YOUR OBJECTIVE
Repeat what the lines below say, word for word, and skip every image.
+-------+
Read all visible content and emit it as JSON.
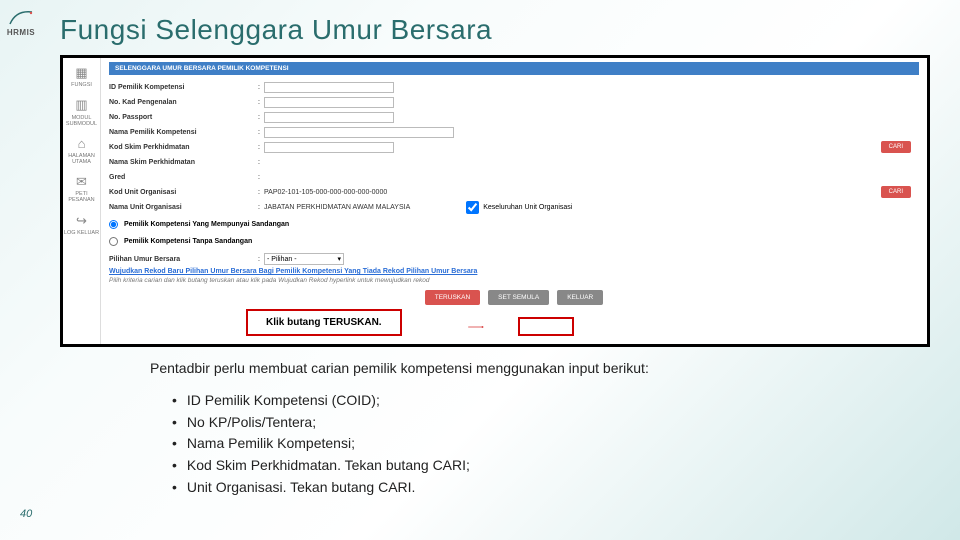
{
  "logo_text": "HRMIS",
  "title": "Fungsi Selenggara Umur Bersara",
  "app": {
    "sidebar": [
      {
        "icon": "▦",
        "label": "FUNGSI"
      },
      {
        "icon": "▥",
        "label": "MODUL SUBMODUL"
      },
      {
        "icon": "⌂",
        "label": "HALAMAN UTAMA"
      },
      {
        "icon": "✉",
        "label": "PETI PESANAN"
      },
      {
        "icon": "↪",
        "label": "LOG KELUAR"
      }
    ],
    "breadcrumb": "SELENGGARA UMUR BERSARA PEMILIK KOMPETENSI",
    "fields": {
      "id_label": "ID Pemilik Kompetensi",
      "nokp_label": "No. Kad Pengenalan",
      "passport_label": "No. Passport",
      "nama_label": "Nama Pemilik Kompetensi",
      "kodskim_label": "Kod Skim Perkhidmatan",
      "namaskim_label": "Nama Skim Perkhidmatan",
      "gred_label": "Gred",
      "kodunit_label": "Kod Unit Organisasi",
      "kodunit_value": "PAP02-101-105-000-000-000-000-0000",
      "namaunit_label": "Nama Unit Organisasi",
      "namaunit_value": "JABATAN PERKHIDMATAN AWAM MALAYSIA",
      "cari": "CARI",
      "chk_keseluruhan": "Keseluruhan Unit Organisasi",
      "radio1": "Pemilik Kompetensi Yang Mempunyai Sandangan",
      "radio2": "Pemilik Kompetensi Tanpa Sandangan",
      "pilihan_label": "Pilihan Umur Bersara",
      "pilihan_value": "- Pilihan -",
      "link": "Wujudkan Rekod Baru Pilihan Umur Bersara Bagi Pemilik Kompetensi Yang Tiada Rekod Pilihan Umur Bersara",
      "hint": "Pilih kriteria carian dan klik butang teruskan atau klik pada Wujudkan Rekod hyperlink untuk mewujudkan rekod",
      "btn_teruskan": "TERUSKAN",
      "btn_reset": "SET SEMULA",
      "btn_keluar": "KELUAR"
    },
    "callout_pre": "Klik butang ",
    "callout_bold": "TERUSKAN."
  },
  "caption": "Pentadbir perlu membuat carian pemilik kompetensi menggunakan input berikut:",
  "bullets": [
    "ID Pemilik Kompetensi (COID);",
    "No KP/Polis/Tentera;",
    "Nama Pemilik Kompetensi;",
    "Kod Skim Perkhidmatan. Tekan butang CARI;",
    "Unit Organisasi. Tekan butang CARI."
  ],
  "page_number": "40"
}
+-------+
RESPONSE
Read all visible content and emit it as JSON.
{
  "logo_text": "HRMIS",
  "title": "Fungsi Selenggara Umur Bersara",
  "app": {
    "sidebar": [
      {
        "icon": "▦",
        "label": "FUNGSI"
      },
      {
        "icon": "▥",
        "label": "MODUL SUBMODUL"
      },
      {
        "icon": "⌂",
        "label": "HALAMAN UTAMA"
      },
      {
        "icon": "✉",
        "label": "PETI PESANAN"
      },
      {
        "icon": "↪",
        "label": "LOG KELUAR"
      }
    ],
    "breadcrumb": "SELENGGARA UMUR BERSARA PEMILIK KOMPETENSI",
    "fields": {
      "id_label": "ID Pemilik Kompetensi",
      "nokp_label": "No. Kad Pengenalan",
      "passport_label": "No. Passport",
      "nama_label": "Nama Pemilik Kompetensi",
      "kodskim_label": "Kod Skim Perkhidmatan",
      "namaskim_label": "Nama Skim Perkhidmatan",
      "gred_label": "Gred",
      "kodunit_label": "Kod Unit Organisasi",
      "kodunit_value": "PAP02-101-105-000-000-000-000-0000",
      "namaunit_label": "Nama Unit Organisasi",
      "namaunit_value": "JABATAN PERKHIDMATAN AWAM MALAYSIA",
      "cari": "CARI",
      "chk_keseluruhan": "Keseluruhan Unit Organisasi",
      "radio1": "Pemilik Kompetensi Yang Mempunyai Sandangan",
      "radio2": "Pemilik Kompetensi Tanpa Sandangan",
      "pilihan_label": "Pilihan Umur Bersara",
      "pilihan_value": "- Pilihan -",
      "link": "Wujudkan Rekod Baru Pilihan Umur Bersara Bagi Pemilik Kompetensi Yang Tiada Rekod Pilihan Umur Bersara",
      "hint": "Pilih kriteria carian dan klik butang teruskan atau klik pada Wujudkan Rekod hyperlink untuk mewujudkan rekod",
      "btn_teruskan": "TERUSKAN",
      "btn_reset": "SET SEMULA",
      "btn_keluar": "KELUAR"
    },
    "callout_pre": "Klik butang ",
    "callout_bold": "TERUSKAN."
  },
  "caption": "Pentadbir perlu membuat carian pemilik kompetensi menggunakan input berikut:",
  "bullets": [
    "ID Pemilik Kompetensi (COID);",
    "No KP/Polis/Tentera;",
    "Nama Pemilik Kompetensi;",
    "Kod Skim Perkhidmatan. Tekan butang CARI;",
    "Unit Organisasi. Tekan butang CARI."
  ],
  "page_number": "40"
}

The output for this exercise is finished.